Raiders offensive lineman Khalif Barnes never has been a star.
After four seasons with the Jacksonville Jaguars, he signed with the Raiders as a free agent in 2009 and has played both right and left tackle in Oakland while also filling in at left guard last season. He’s played in 63 games with the Raiders, starting 46. He’s been valuable and reliable, yet never has advanced to standout status.
This past offseason, the team re-signed Barnes. Yet the Raiders’ offseason hopes for 2014 are that second-year pro Menelik Watson wins the job at right tackle, Donald Penn starts at left tackle and rookie Gabe Jackson starts at left guard.
Barnes, however, is determined to add more starts to his resume. When he signed his new deal in February, Barnes said he was “so excited to be back.”
“I want to be part of the process that turns this thing around,” he said. “I am excited I get the chance to come back and help this team win.”
Yet at the start of training camp, the coaching staff and teammates were raving about Jackson, the 6-foot-3, 336-pound power-blocking phenom from Mississippi State.
“The biggest thing I like about Gabe Jackson is he’s a strong, powerful player,” head coach Dennis Allen told Jerry McDonald of the Bay Area News Group. Added center Stefen Wisniewski: “He’s very strong. I can see him being a very good run blocker. He’s learning how to pass block in the NFL. It’s a completely different ballgame, but he’s got the ability to do it. I could see him being a starter at some point. He’s got that ability.”

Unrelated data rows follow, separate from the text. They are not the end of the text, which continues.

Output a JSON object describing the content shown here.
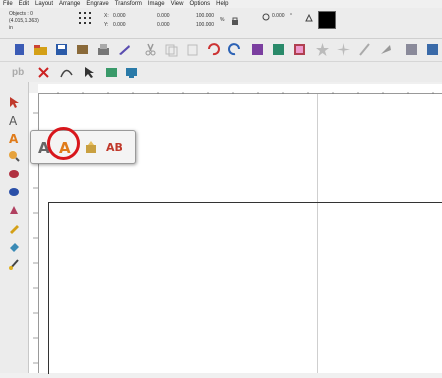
{
  "menubar": [
    "File",
    "Edit",
    "Layout",
    "Arrange",
    "Engrave",
    "Transform",
    "Image",
    "View",
    "Options",
    "Help"
  ],
  "propbar": {
    "objects": "Objects : 0",
    "coords": "(4.015,1.363)",
    "unit": "in",
    "x_label": "X:",
    "x_value": "0.000",
    "y_label": "Y:",
    "y_value": "0.000",
    "w_value": "0.000",
    "h_value": "0.000",
    "scale_w": "100.000",
    "scale_h": "100.000",
    "scale_unit": "%",
    "angle_value": "0.000",
    "angle_unit": "°"
  },
  "text_flyout": {
    "first_tool": "A",
    "highlighted_tool": "A",
    "last_tool": "AB"
  },
  "toolbar2_label": "pb",
  "colors": {
    "highlight": "#d8161c",
    "tool_orange": "#e07b1a"
  }
}
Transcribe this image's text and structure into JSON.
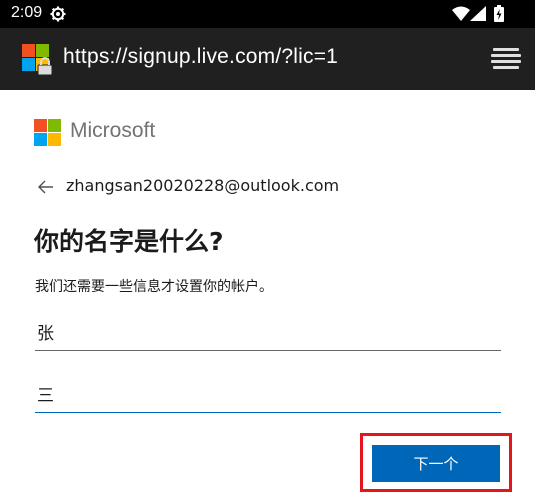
{
  "status_bar": {
    "time": "2:09",
    "icons": [
      "settings-gear-icon",
      "wifi-icon",
      "cell-signal-icon",
      "battery-icon"
    ]
  },
  "browser": {
    "url": "https://signup.live.com/?lic=1",
    "site_icon": "microsoft-lock-icon",
    "menu_icon": "tabs-menu-icon"
  },
  "page": {
    "brand": "Microsoft",
    "brand_colors": [
      "#f25022",
      "#7fba00",
      "#00a4ef",
      "#ffb900"
    ],
    "back_email": "zhangsan20020228@outlook.com",
    "heading": "你的名字是什么?",
    "description": "我们还需要一些信息才设置你的帐户。",
    "last_name_value": "张",
    "first_name_value": "三",
    "next_label": "下一个",
    "accent_color": "#0067b8",
    "highlight_color": "#e3161b"
  }
}
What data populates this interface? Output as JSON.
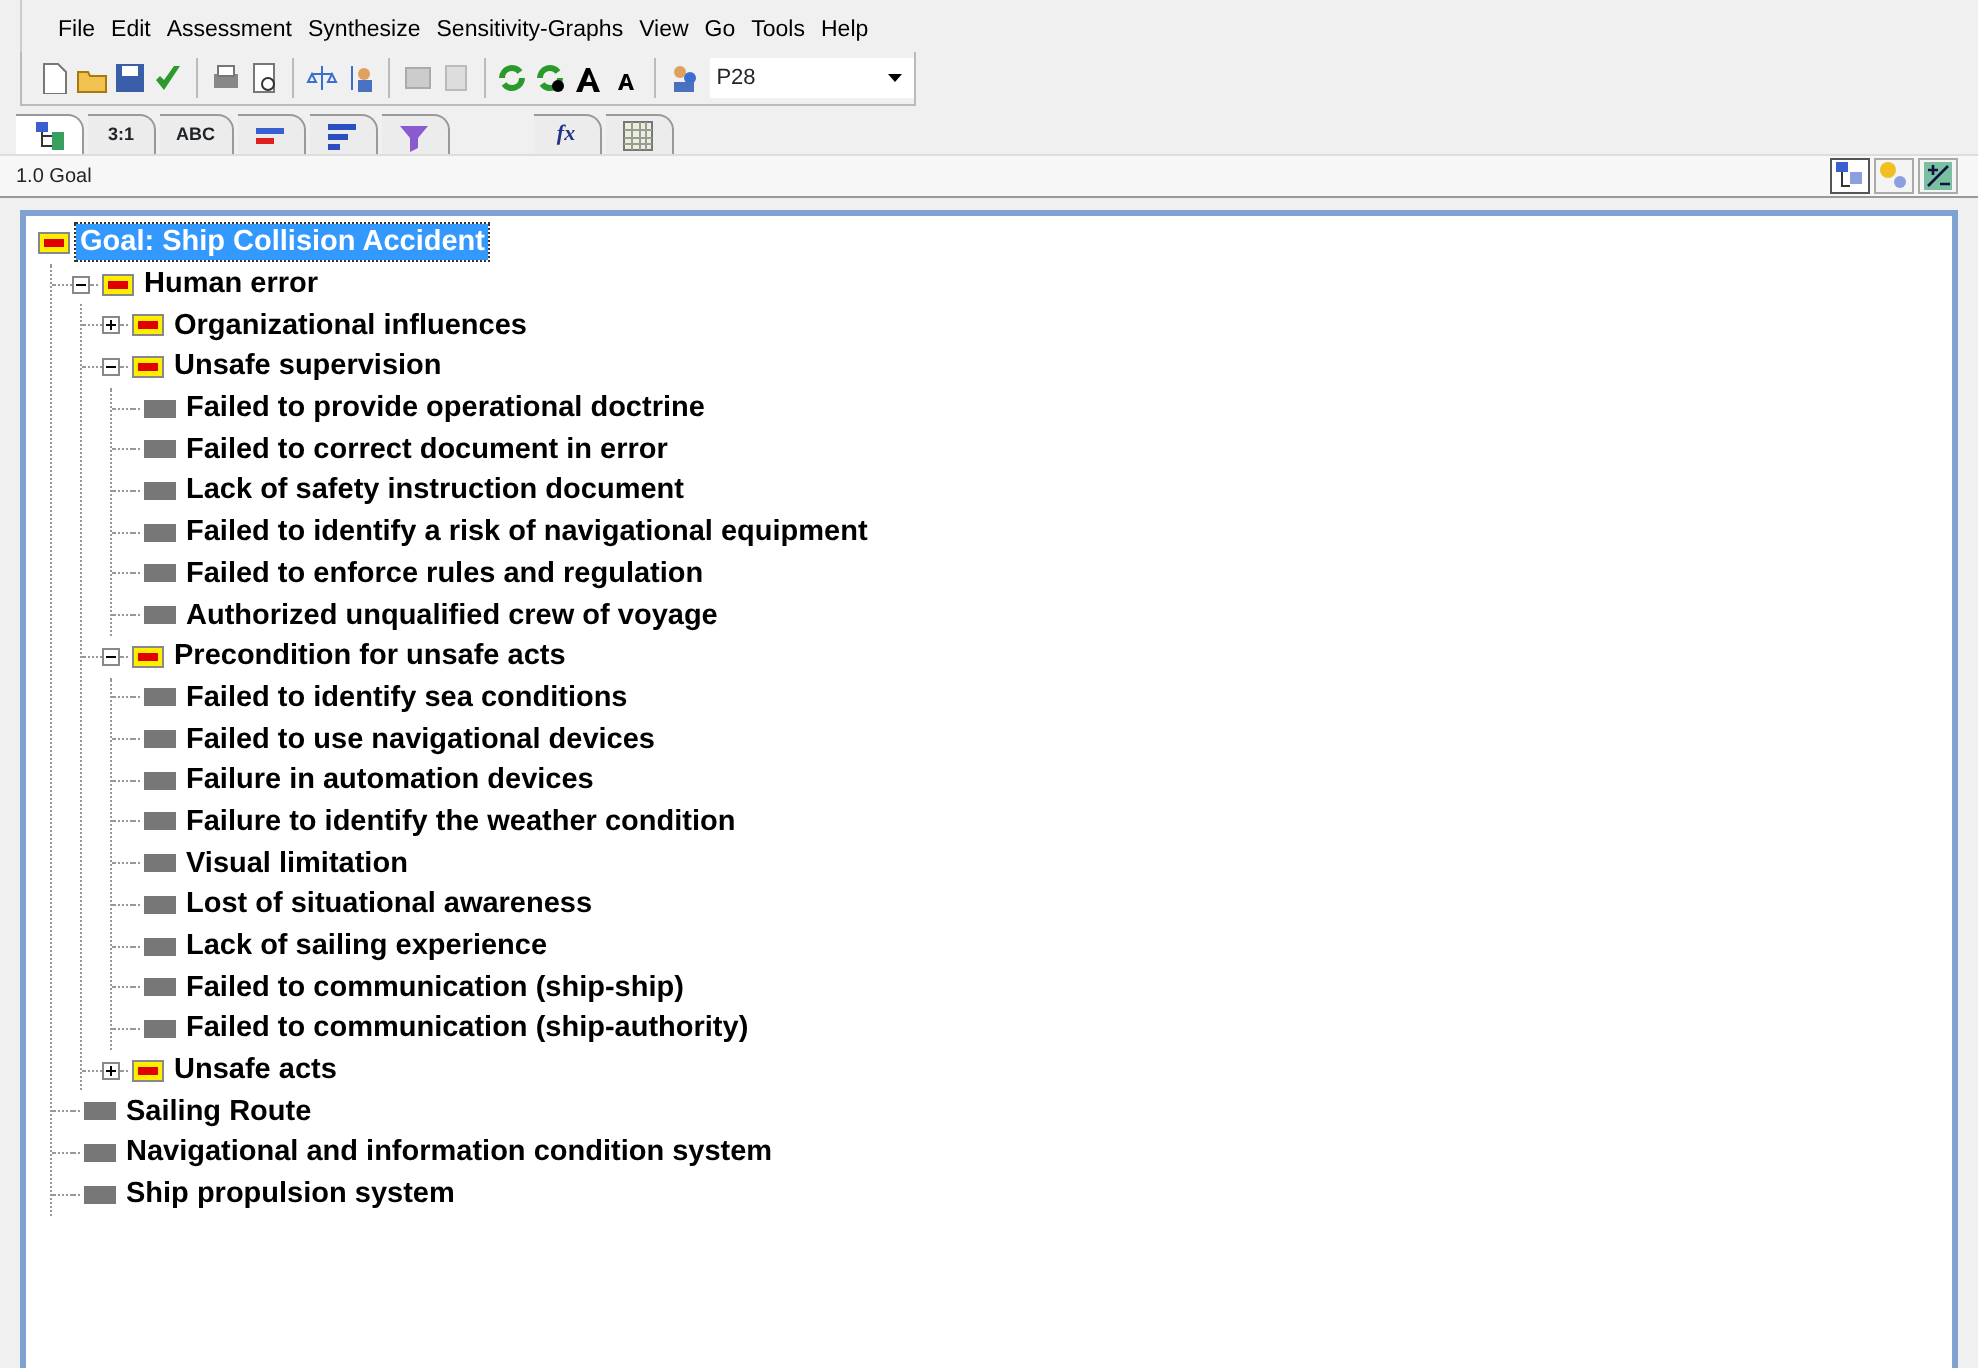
{
  "menu": [
    "File",
    "Edit",
    "Assessment",
    "Synthesize",
    "Sensitivity-Graphs",
    "View",
    "Go",
    "Tools",
    "Help"
  ],
  "toolbar": {
    "combo_value": "P28"
  },
  "tabs": [
    {
      "kind": "tree",
      "selected": true
    },
    {
      "kind": "text",
      "label": "3:1",
      "selected": false
    },
    {
      "kind": "text",
      "label": "ABC",
      "selected": false
    },
    {
      "kind": "redbars",
      "selected": false
    },
    {
      "kind": "bars",
      "selected": false
    },
    {
      "kind": "funnel",
      "selected": false
    },
    {
      "kind": "formula",
      "label": "fx",
      "selected": false
    },
    {
      "kind": "grid",
      "selected": false
    }
  ],
  "breadcrumb": "1.0 Goal",
  "view_buttons": [
    {
      "kind": "tree",
      "selected": true
    },
    {
      "kind": "nodes",
      "selected": false
    },
    {
      "kind": "edit",
      "selected": false
    }
  ],
  "tree": {
    "label": "Goal: Ship Collision Accident",
    "kind": "cluster",
    "selected": true,
    "children": [
      {
        "label": "Human error",
        "kind": "cluster",
        "expanded": true,
        "children": [
          {
            "label": "Organizational influences",
            "kind": "cluster",
            "expanded": false
          },
          {
            "label": "Unsafe supervision",
            "kind": "cluster",
            "expanded": true,
            "children": [
              {
                "label": "Failed to provide operational doctrine",
                "kind": "leaf"
              },
              {
                "label": "Failed to correct document in error",
                "kind": "leaf"
              },
              {
                "label": "Lack of safety instruction document",
                "kind": "leaf"
              },
              {
                "label": "Failed to identify a risk of navigational equipment",
                "kind": "leaf"
              },
              {
                "label": "Failed to enforce rules and regulation",
                "kind": "leaf"
              },
              {
                "label": "Authorized unqualified crew of voyage",
                "kind": "leaf"
              }
            ]
          },
          {
            "label": "Precondition for unsafe acts",
            "kind": "cluster",
            "expanded": true,
            "children": [
              {
                "label": "Failed to identify sea conditions",
                "kind": "leaf"
              },
              {
                "label": "Failed to use navigational devices",
                "kind": "leaf"
              },
              {
                "label": "Failure in automation devices",
                "kind": "leaf"
              },
              {
                "label": "Failure to identify the weather condition",
                "kind": "leaf"
              },
              {
                "label": "Visual limitation",
                "kind": "leaf"
              },
              {
                "label": "Lost of situational awareness",
                "kind": "leaf"
              },
              {
                "label": "Lack of sailing experience",
                "kind": "leaf"
              },
              {
                "label": "Failed to communication (ship-ship)",
                "kind": "leaf"
              },
              {
                "label": "Failed to communication (ship-authority)",
                "kind": "leaf"
              }
            ]
          },
          {
            "label": "Unsafe acts",
            "kind": "cluster",
            "expanded": false
          }
        ]
      },
      {
        "label": "Sailing Route",
        "kind": "leaf"
      },
      {
        "label": "Navigational and information condition system",
        "kind": "leaf"
      },
      {
        "label": "Ship propulsion system",
        "kind": "leaf"
      }
    ]
  }
}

But “at some point” has not yet come. As the Raiders prepare for their first exhibition game this Friday night at Minnesota, Barnes still has the edge on Jackson.
When the offense takes the field against the Vikings, Barnes – the afterthought – will be at left guard.
“Every year there is competition and every year some people seem to count me out, but neither one bothers me,” Barnes told Vic Tafur of the San Francisco Chronicle. “I have proved I can still play after 10 years. … I like to prove people wrong.”
The fine training camp by Barnes so far is good news for the Raiders, who have much more talent and depth along the offensive line than they’ve had in years. The competition for starting spots is a good sign that this line might be much more effective in 2014. If Barnes can play so well as to keep Jackson on the bench, it’s going to take both players higher.
And, according to Raiders coaches, Barnes, 32, is working hard to stay ahead of Jackson while also being a good teammate and a mentor to the rookie.
“I help the kid out whenever I can,” Barnes told Tafur. “Whatever is best for the team, I am all for it.”
After several more weeks of training camp and four exhibition games, it’s still possible Jackson can overtake Barnes by the Sept. 7 season opener vs. the Jets. Until then, however, Barnes is opening some eyes.
“He has the fountain of youth going,” said Olson. “He is really doing a good job.”